The United Arab Emirates have announced that email, web browsing services and instant messaging from Blackberry mobile phones have been officially banned, following government worries over data encryption.
Blackberry cellular devices, made by the Canadian company Research in Motion (RIM), have been targeted by the Government of the UAE as a “threat to national security” due to the manner in which they transfer data.
Blackberry’s have been a thorn in the side of the UAE bigwigs for some time now, the UAE Telecommunications Regulatory Authority (TRA) last week issued a statement that said: “As a result of how Blackberry data is managed and stored, in their current form, certain Blackberry applications allow people to misuse the service, causing serious social, judicial and national security repercussions.”

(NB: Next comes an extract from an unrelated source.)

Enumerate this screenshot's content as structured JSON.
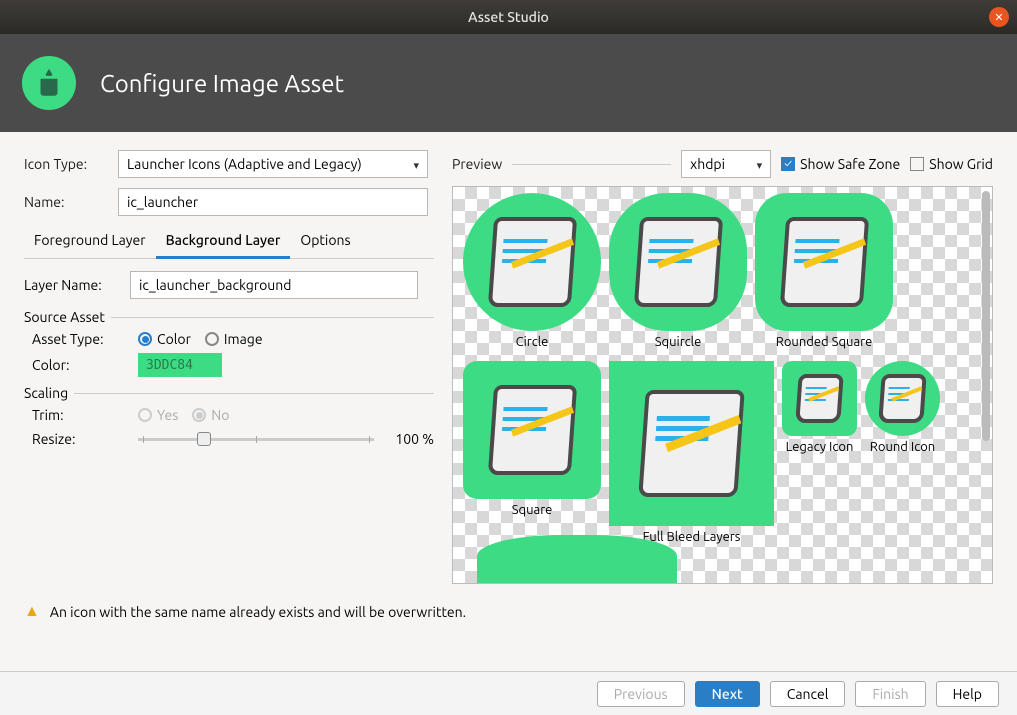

The problems lie with the fact that data travelling via Blackberry devices ends up being exported out of the country to foreign servers, and the encryption process makes monitoring more difficult, prompting concerns that the ban is a censorship issue.
However the TRA have been quick to say that censorship is not the issue, with regulatory compliance cited as the reason for the ban: “We are not asking for RIM to do anything that is not apparently being done in developed nations or so-called open countries around the world”.
All users of the Blackberry in the Gulf, thought to be around 500,000, will find their services suspended from 11 October later in the year.